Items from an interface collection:
++++++++++

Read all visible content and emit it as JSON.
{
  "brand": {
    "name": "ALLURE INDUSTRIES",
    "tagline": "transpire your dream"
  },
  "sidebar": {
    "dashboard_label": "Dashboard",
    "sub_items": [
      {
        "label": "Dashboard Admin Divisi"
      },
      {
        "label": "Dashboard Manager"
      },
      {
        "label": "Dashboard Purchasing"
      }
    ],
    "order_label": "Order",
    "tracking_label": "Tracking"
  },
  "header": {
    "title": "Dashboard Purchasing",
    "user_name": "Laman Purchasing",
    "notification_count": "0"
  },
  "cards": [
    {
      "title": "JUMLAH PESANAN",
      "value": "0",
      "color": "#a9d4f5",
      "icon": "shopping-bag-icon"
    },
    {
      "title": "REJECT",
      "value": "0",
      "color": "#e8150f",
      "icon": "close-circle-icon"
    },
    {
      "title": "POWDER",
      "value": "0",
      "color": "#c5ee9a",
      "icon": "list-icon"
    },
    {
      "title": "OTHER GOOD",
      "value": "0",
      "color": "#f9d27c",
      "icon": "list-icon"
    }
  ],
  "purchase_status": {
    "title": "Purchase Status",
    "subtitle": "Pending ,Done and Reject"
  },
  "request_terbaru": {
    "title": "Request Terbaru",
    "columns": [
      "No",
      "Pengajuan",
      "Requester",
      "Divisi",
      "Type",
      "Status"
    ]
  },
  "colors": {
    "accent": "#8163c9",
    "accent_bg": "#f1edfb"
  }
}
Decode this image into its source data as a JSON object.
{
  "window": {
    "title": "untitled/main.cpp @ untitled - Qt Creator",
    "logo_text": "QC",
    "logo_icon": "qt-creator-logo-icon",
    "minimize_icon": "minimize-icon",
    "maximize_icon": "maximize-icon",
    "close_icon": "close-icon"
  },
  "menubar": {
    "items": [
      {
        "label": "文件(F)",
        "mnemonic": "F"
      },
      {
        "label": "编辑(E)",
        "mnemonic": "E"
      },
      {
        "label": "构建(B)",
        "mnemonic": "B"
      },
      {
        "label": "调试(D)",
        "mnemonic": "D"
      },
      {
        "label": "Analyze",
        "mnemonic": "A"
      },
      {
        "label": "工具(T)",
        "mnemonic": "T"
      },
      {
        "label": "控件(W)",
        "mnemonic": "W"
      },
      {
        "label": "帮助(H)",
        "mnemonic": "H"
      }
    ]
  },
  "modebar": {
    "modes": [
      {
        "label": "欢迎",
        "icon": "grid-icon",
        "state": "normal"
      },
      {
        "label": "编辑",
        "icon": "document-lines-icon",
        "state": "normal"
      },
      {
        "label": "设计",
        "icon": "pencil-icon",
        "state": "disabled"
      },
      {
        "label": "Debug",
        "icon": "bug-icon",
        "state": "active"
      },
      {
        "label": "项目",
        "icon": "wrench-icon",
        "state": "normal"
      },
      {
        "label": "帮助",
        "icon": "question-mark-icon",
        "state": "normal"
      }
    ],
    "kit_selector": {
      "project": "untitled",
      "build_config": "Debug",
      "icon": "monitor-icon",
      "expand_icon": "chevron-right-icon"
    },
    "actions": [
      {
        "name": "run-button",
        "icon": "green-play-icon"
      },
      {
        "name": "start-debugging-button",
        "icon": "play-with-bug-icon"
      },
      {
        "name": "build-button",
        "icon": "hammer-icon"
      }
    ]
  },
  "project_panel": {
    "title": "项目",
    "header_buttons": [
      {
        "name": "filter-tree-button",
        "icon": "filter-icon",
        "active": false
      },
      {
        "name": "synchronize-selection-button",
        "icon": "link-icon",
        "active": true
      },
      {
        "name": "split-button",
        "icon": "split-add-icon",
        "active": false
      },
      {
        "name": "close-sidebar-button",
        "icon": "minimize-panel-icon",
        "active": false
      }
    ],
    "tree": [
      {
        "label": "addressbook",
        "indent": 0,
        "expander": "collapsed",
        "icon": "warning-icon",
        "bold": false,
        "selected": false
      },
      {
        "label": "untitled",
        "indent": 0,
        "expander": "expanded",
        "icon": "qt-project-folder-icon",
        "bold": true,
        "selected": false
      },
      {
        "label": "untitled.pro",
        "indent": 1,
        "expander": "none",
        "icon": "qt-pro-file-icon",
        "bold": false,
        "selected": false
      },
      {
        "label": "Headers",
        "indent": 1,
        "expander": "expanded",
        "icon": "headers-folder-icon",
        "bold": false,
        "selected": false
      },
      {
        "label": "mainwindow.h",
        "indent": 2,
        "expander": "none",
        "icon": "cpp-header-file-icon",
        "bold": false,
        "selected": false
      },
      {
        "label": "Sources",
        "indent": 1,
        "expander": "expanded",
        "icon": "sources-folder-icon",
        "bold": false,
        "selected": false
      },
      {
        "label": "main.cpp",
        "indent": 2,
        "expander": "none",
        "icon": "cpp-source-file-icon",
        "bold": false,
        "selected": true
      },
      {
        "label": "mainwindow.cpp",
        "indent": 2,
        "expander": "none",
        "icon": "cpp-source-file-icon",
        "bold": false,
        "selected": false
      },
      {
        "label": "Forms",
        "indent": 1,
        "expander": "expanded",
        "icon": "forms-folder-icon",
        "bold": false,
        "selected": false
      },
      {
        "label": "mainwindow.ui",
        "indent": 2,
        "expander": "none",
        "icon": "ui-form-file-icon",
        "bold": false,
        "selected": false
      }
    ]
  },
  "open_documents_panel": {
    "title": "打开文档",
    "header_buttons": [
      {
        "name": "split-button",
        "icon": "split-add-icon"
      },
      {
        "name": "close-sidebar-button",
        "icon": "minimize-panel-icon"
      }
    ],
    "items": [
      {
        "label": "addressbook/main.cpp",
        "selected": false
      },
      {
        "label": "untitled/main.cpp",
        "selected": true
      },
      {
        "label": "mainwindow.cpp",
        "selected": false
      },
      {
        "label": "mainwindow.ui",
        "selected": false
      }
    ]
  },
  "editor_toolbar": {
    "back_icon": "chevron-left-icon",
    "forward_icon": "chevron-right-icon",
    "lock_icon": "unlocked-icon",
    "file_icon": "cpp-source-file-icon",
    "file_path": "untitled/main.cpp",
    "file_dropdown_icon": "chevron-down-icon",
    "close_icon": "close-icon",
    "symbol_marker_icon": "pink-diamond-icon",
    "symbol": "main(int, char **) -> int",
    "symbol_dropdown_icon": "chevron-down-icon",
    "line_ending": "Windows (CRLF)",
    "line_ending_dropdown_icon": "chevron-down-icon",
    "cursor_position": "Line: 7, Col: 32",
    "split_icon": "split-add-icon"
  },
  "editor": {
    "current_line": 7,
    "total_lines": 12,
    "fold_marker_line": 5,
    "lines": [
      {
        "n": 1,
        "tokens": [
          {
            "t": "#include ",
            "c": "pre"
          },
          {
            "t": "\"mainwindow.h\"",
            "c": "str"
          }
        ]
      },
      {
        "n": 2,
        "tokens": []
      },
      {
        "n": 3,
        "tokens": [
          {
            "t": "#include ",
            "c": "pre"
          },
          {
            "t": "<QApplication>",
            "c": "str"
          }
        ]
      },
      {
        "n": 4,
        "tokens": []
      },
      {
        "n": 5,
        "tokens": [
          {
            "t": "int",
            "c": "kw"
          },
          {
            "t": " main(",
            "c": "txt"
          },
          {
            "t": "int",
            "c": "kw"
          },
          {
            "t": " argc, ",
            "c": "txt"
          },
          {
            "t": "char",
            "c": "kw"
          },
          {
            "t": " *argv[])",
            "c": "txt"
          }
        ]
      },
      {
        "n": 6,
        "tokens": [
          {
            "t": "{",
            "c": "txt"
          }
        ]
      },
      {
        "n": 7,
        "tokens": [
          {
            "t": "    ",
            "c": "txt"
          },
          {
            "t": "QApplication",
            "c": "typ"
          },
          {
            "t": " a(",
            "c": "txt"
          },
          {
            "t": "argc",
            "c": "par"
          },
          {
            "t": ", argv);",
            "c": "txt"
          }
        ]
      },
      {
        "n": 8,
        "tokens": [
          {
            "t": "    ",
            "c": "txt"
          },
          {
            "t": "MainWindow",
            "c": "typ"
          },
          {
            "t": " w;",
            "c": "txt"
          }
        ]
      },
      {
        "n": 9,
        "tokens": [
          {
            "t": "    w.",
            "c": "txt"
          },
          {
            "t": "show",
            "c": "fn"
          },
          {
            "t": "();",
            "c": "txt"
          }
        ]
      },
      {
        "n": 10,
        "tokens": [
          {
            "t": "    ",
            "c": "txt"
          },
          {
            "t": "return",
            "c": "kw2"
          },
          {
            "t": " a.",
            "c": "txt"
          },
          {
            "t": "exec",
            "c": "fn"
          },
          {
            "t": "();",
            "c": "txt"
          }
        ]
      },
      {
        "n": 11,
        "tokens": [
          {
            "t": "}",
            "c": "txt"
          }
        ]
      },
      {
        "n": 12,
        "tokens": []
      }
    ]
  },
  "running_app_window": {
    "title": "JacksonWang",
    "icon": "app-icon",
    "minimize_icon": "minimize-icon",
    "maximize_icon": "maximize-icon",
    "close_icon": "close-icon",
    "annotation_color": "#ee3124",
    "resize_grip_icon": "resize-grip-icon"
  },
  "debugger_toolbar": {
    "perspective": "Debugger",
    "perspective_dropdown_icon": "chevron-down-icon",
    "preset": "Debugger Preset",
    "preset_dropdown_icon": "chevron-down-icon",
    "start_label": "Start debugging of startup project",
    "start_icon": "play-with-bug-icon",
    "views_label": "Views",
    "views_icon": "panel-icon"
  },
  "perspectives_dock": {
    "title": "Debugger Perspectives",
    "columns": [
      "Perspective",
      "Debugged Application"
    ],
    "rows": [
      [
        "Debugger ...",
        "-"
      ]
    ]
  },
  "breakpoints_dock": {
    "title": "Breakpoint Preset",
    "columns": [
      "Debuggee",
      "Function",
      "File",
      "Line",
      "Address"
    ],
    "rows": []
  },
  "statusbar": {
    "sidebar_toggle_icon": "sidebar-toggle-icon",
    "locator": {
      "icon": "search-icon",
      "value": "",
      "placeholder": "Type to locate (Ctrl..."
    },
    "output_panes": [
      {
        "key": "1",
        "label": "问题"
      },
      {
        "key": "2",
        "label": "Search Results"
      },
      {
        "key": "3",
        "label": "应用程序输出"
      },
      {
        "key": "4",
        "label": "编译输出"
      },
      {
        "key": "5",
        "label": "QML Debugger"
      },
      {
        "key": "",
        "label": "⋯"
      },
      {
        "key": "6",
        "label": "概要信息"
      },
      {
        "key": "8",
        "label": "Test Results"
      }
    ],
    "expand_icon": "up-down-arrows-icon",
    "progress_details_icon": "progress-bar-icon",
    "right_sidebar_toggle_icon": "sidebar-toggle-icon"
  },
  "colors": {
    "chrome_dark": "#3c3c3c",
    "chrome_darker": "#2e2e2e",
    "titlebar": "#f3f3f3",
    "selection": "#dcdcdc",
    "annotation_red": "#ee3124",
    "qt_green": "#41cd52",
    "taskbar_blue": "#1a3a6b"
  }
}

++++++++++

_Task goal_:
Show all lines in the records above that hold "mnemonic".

_Written solution_:
        "mnemonic": "F"
        "mnemonic": "E"
        "mnemonic": "B"
        "mnemonic": "D"
        "mnemonic": "A"
        "mnemonic": "T"
        "mnemonic": "W"
        "mnemonic": "H"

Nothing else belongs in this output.